Start of Block

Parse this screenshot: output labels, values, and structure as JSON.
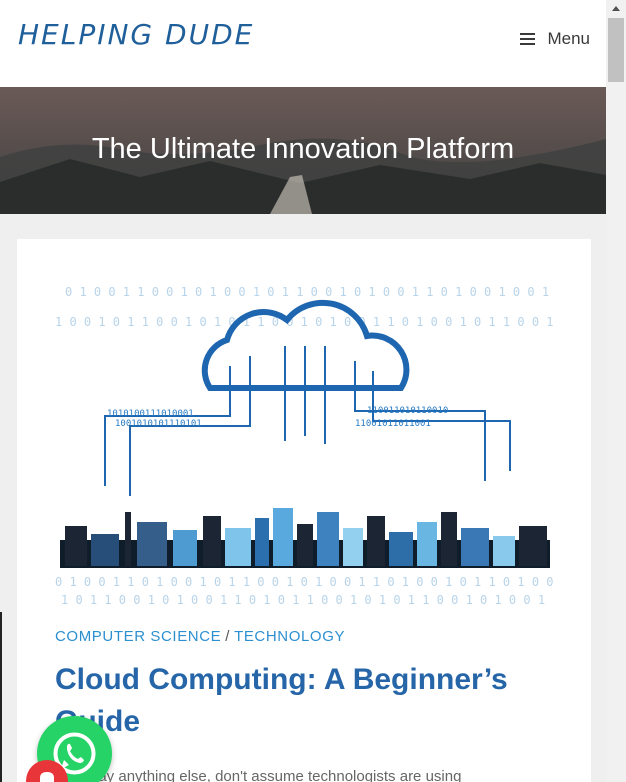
{
  "header": {
    "logo": "HELPING DUDE",
    "menu_label": "Menu"
  },
  "hero": {
    "title": "The Ultimate Innovation Platform"
  },
  "post": {
    "categories": [
      "COMPUTER SCIENCE",
      "TECHNOLOGY"
    ],
    "category_separator": "/",
    "title": "Cloud Computing: A Beginner’s Guide",
    "excerpt": "…e I say anything else, don't assume technologists are using"
  },
  "colors": {
    "brand": "#1f5f9a",
    "category": "#2c8fcf",
    "title": "#2666a8",
    "whatsapp": "#25d366"
  }
}
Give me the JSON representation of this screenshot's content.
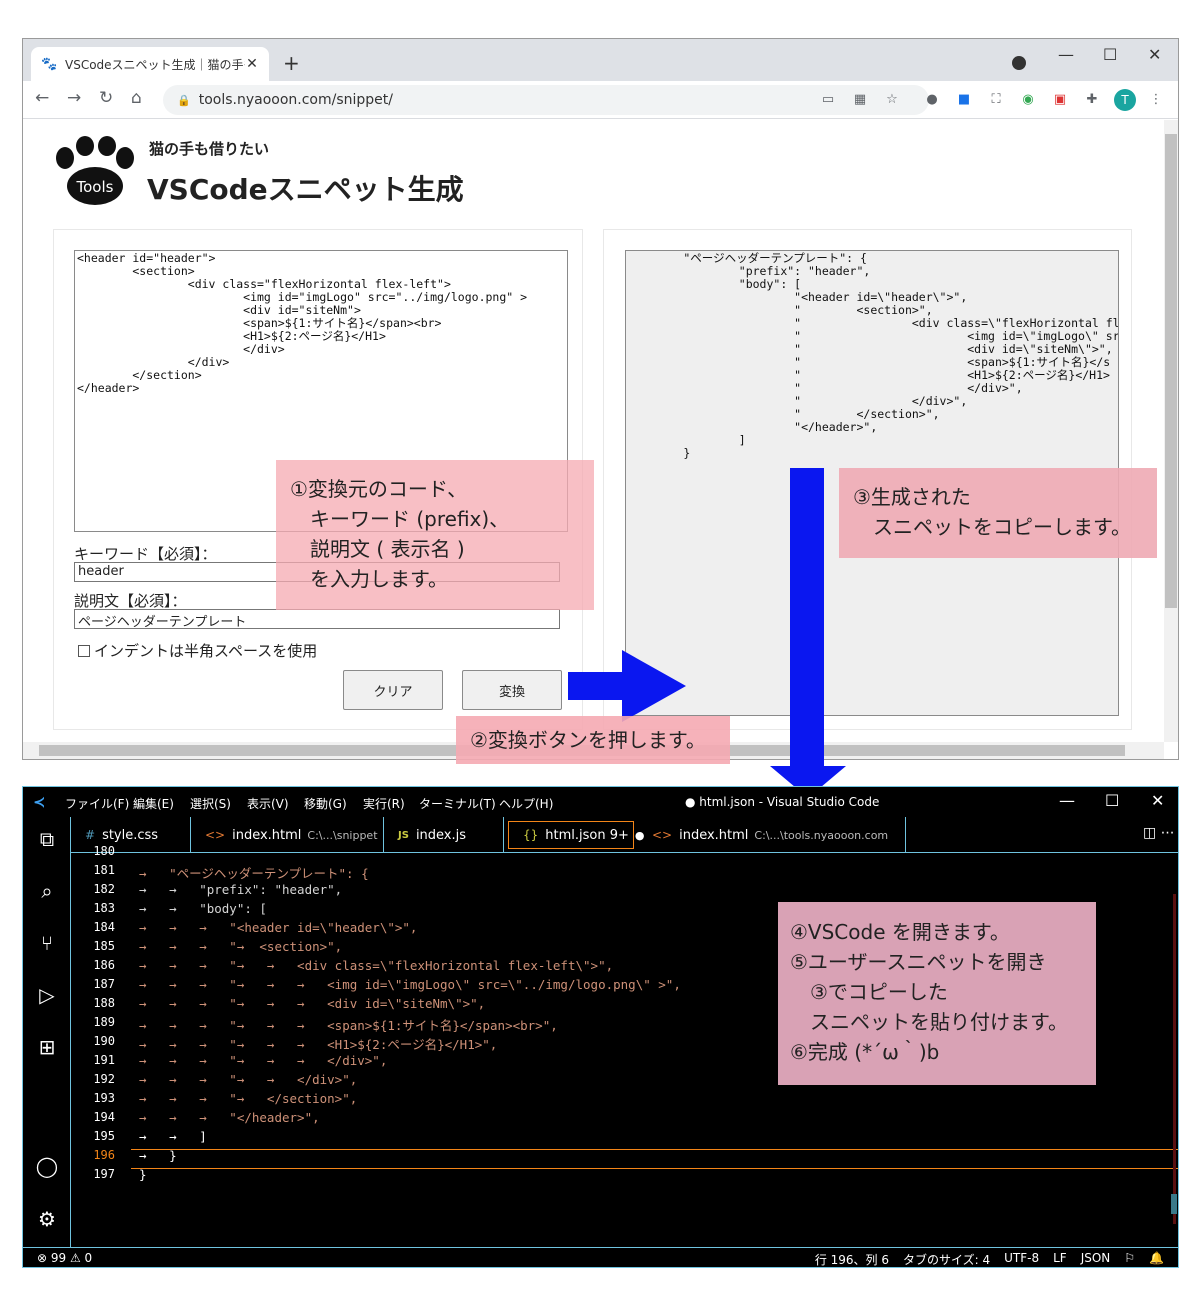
{
  "browser": {
    "tab_title": "VSCodeスニペット生成｜猫の手も借",
    "tab_close": "✕",
    "new_tab": "+",
    "url": "tools.nyaooon.com/snippet/",
    "avatar_letter": "T",
    "win_controls": [
      "—",
      "☐",
      "✕"
    ]
  },
  "page": {
    "site_subtitle": "猫の手も借りたい",
    "site_title": "VSCodeスニペット生成",
    "logo_text": "Tools",
    "source_code": "<header id=\"header\">\n        <section>\n                <div class=\"flexHorizontal flex-left\">\n                        <img id=\"imgLogo\" src=\"../img/logo.png\" >\n                        <div id=\"siteNm\">\n                        <span>${1:サイト名}</span><br>\n                        <H1>${2:ページ名}</H1>\n                        </div>\n                </div>\n        </section>\n</header>",
    "keyword_label": "キーワード【必須】：",
    "keyword_value": "header",
    "desc_label": "説明文【必須】：",
    "desc_value": "ページヘッダーテンプレート",
    "indent_label": "インデントは半角スペースを使用",
    "clear_button": "クリア",
    "convert_button": "変換",
    "output_code": "        \"ページヘッダーテンプレート\": {\n                \"prefix\": \"header\",\n                \"body\": [\n                        \"<header id=\\\"header\\\">\",\n                        \"        <section>\",\n                        \"                <div class=\\\"flexHorizontal fl\n                        \"                        <img id=\\\"imgLogo\\\" sr\n                        \"                        <div id=\\\"siteNm\\\">\",\n                        \"                        <span>${1:サイト名}</s\n                        \"                        <H1>${2:ページ名}</H1>\n                        \"                        </div>\",\n                        \"                </div>\",\n                        \"        </section>\",\n                        \"</header>\",\n                ]\n        }"
  },
  "callouts": {
    "step1": "①変換元のコード、\n　キーワード (prefix)、\n　説明文 ( 表示名 )\n　を入力します。",
    "step2": "②変換ボタンを押します。",
    "step3": "③生成された\n　スニペットをコピーします。",
    "step4": "④VSCode を開きます。\n⑤ユーザースニペットを開き\n　③でコピーした\n　スニペットを貼り付けます。\n⑥完成 (*´ω｀)b"
  },
  "vscode": {
    "menus": [
      "ファイル(F)",
      "編集(E)",
      "選択(S)",
      "表示(V)",
      "移動(G)",
      "実行(R)",
      "ターミナル(T)",
      "ヘルプ(H)"
    ],
    "title": "● html.json - Visual Studio Code",
    "tabs": [
      {
        "icon": "#",
        "name": "style.css",
        "path": ""
      },
      {
        "icon": "<>",
        "name": "index.html",
        "path": "C:\\...\\snippet"
      },
      {
        "icon": "JS",
        "name": "index.js",
        "path": ""
      },
      {
        "icon": "{}",
        "name": "html.json 9+",
        "path": "●"
      },
      {
        "icon": "<>",
        "name": "index.html",
        "path": "C:\\...\\tools.nyaooon.com"
      }
    ],
    "line_numbers": [
      "180",
      "181",
      "182",
      "183",
      "184",
      "185",
      "186",
      "187",
      "188",
      "189",
      "190",
      "191",
      "192",
      "193",
      "194",
      "195",
      "196",
      "197"
    ],
    "lines": [
      "",
      "→   \"ページヘッダーテンプレート\": {",
      "→   →   \"prefix\": \"header\",",
      "→   →   \"body\": [",
      "→   →   →   \"<header id=\\\"header\\\">\",",
      "→   →   →   \"→  <section>\",",
      "→   →   →   \"→   →   <div class=\\\"flexHorizontal flex-left\\\">\",",
      "→   →   →   \"→   →   →   <img id=\\\"imgLogo\\\" src=\\\"../img/logo.png\\\" >\",",
      "→   →   →   \"→   →   →   <div id=\\\"siteNm\\\">\",",
      "→   →   →   \"→   →   →   <span>${1:サイト名}</span><br>\",",
      "→   →   →   \"→   →   →   <H1>${2:ページ名}</H1>\",",
      "→   →   →   \"→   →   →   </div>\",",
      "→   →   →   \"→   →   </div>\",",
      "→   →   →   \"→   </section>\",",
      "→   →   →   \"</header>\",",
      "→   →   ]",
      "→   }",
      "}"
    ],
    "status_left": "⊗ 99 ⚠ 0",
    "status_right": [
      "行 196、列 6",
      "タブのサイズ: 4",
      "UTF-8",
      "LF",
      "JSON"
    ]
  }
}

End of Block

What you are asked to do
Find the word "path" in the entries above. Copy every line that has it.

Response area
        "path": ""
        "path": "C:\\...\\snippet"
        "path": ""
        "path": "●"
        "path": "C:\\...\\tools.nyaooon.com"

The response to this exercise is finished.